David Cameron personally sent a letter to the president of the European council arguing that offshore trusts shouldn’t be subjected to new transparency laws.
The letter which was sent in 2013 to the then president Herman Van Rompuy came as the EU was putting together plans to publish a public register with the names of people who own trusts.
A trust is an organisation that controls money or property on behalf of someone else. They can sometimes be used to hide assets offshore.
2013 was a very important year for people who want to stop tax avoidance. In June of that year David Cameron used his position as host of the G8 summit in Lough Erne to set out plans to make it easier for people to find out who holds assets in offshore companies. The EU thought Cameron’s plan was good, but it wanted to go one step further — it wanted to force offshore trusts to become more transparent as well as companies.
This is where Cameron stepped in.
In his letter he said that it might not be appropriate to force trust to become transparent and that it was important to recognise the differences between companies and trusts.

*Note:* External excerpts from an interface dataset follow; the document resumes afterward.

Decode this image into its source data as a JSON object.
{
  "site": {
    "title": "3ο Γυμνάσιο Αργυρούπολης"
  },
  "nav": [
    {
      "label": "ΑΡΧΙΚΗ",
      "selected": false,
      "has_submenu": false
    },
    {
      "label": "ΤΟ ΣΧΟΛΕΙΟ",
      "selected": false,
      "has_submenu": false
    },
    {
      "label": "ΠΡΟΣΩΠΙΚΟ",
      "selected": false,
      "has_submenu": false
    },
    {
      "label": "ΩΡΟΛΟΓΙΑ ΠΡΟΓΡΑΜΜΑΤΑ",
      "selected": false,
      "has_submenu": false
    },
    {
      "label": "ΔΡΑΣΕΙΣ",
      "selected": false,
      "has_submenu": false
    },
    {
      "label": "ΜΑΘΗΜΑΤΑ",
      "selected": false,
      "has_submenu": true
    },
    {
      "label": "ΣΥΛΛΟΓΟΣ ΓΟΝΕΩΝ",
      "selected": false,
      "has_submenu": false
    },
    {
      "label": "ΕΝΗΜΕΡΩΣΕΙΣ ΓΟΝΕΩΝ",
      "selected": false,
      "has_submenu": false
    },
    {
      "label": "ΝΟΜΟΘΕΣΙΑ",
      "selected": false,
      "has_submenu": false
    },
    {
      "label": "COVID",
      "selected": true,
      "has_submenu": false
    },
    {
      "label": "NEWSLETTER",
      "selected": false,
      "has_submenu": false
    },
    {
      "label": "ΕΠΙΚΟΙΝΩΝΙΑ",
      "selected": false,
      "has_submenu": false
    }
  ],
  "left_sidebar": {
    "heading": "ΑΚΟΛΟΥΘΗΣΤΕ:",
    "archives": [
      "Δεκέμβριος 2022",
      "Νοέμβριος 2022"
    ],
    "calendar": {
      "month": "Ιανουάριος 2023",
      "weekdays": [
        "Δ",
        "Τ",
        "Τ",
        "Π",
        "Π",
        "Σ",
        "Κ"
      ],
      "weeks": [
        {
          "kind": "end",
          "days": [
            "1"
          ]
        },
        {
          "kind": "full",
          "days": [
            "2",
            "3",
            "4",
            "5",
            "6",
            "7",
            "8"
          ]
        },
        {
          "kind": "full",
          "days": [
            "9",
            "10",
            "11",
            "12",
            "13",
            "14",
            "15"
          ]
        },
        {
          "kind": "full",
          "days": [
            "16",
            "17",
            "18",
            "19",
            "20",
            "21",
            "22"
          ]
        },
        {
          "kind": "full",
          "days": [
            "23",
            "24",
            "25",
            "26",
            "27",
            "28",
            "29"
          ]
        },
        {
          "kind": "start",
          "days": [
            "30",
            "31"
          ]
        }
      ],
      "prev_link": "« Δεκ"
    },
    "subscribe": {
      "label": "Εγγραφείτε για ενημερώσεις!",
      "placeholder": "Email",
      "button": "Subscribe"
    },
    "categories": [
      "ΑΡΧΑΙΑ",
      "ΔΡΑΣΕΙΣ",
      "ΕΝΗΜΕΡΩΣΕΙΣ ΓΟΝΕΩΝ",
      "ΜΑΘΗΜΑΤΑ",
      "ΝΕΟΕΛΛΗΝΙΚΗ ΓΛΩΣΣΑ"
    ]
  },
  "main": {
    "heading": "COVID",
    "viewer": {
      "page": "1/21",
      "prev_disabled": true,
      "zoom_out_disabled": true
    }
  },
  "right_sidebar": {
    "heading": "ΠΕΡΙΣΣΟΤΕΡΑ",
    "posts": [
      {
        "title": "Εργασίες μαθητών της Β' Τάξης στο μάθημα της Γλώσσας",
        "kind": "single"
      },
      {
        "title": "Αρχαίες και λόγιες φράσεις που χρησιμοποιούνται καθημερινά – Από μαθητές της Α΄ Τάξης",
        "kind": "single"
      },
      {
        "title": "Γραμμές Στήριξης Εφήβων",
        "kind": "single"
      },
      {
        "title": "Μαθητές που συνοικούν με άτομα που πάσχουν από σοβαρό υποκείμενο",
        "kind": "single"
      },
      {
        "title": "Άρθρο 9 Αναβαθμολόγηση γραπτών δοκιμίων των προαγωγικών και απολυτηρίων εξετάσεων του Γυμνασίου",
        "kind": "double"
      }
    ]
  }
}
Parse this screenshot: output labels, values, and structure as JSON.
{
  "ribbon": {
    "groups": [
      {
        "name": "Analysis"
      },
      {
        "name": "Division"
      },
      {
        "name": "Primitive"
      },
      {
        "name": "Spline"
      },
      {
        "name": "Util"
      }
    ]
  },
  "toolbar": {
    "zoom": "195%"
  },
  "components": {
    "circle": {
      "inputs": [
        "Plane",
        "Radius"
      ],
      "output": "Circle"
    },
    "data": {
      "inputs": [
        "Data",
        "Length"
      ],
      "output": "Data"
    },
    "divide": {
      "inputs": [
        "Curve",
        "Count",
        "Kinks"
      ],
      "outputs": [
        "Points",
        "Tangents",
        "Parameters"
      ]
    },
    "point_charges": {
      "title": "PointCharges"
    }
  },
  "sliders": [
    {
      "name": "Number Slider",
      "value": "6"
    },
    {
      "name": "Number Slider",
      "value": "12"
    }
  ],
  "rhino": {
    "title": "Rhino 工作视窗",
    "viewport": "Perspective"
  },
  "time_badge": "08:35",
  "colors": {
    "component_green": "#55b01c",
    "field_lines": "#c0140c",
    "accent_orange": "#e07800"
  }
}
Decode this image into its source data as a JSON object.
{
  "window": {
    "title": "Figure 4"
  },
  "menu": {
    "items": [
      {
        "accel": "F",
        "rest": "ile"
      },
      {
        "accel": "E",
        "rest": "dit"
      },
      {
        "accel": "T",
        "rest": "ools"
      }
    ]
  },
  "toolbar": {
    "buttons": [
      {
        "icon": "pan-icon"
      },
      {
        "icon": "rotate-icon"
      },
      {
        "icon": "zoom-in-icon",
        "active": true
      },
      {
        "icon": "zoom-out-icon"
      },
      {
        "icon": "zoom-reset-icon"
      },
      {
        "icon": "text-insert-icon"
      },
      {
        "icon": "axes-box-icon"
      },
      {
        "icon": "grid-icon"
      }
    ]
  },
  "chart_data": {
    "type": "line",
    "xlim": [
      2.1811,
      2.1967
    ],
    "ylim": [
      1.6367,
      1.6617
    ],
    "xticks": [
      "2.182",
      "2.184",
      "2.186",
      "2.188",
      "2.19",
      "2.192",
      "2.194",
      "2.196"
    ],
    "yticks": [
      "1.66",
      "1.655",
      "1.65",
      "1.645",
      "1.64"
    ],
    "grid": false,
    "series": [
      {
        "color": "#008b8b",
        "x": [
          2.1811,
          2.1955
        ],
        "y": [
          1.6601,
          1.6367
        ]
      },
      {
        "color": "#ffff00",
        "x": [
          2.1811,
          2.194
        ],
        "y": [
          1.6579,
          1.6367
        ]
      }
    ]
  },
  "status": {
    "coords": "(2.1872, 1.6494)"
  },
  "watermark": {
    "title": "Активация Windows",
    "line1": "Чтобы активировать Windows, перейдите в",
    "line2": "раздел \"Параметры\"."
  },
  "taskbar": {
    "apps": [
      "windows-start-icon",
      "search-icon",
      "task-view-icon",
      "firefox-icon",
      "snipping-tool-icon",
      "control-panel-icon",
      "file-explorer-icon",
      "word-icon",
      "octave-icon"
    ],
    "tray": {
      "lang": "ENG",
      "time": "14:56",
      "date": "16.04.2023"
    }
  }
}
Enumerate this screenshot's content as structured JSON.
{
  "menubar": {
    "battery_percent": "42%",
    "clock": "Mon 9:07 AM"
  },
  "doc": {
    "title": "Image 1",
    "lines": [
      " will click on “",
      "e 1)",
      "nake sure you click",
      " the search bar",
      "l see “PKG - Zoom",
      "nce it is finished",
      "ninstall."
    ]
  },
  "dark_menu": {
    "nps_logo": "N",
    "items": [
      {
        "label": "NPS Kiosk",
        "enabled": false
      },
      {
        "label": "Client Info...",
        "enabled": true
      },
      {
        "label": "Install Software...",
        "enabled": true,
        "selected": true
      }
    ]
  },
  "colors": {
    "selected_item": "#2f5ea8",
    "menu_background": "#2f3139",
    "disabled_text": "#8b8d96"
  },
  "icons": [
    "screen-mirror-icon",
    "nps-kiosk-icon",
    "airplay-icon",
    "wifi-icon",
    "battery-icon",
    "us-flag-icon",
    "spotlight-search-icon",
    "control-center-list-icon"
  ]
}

Cameron didn’t elaborate on what those differences are and why they are relevant.
Here is the relevant bit from the letter.
Cameron’s letter annoyed Judith Sargentini, the Dutch MEP who led the team drafting the new laws. She told the Financial Times that she saw Cameron’s position as “a danger and a possible loophole.” She also said that that some EU countries thought not scrutinising trusts would be an “underhand way for the UK to get an advantage.”
It appears that Cameron’s letter had the desired effect. When the new transparency laws were introduced last year, they made clear that companies are going to have to reveal their true owners, but didn’t require the same thing from trusts.
The release of the Panama Papers data dump, that revealed the full extent of Cameron’s late father’s involvement with an offshore fund that was set up in Panama by law firm law firm Mossack Fonseca means that people are starting to look closely at Cameron’s opinions on offshore companies and trusts.
A government spokesman told the Guardian yesterday that the reason Cameron wrote the letter was because he was concerned that if countries tried to force trusts to become more transparent it would “detract from other aims he felt were more important, such as tackling shell companies whose ultimate owners are hidden.”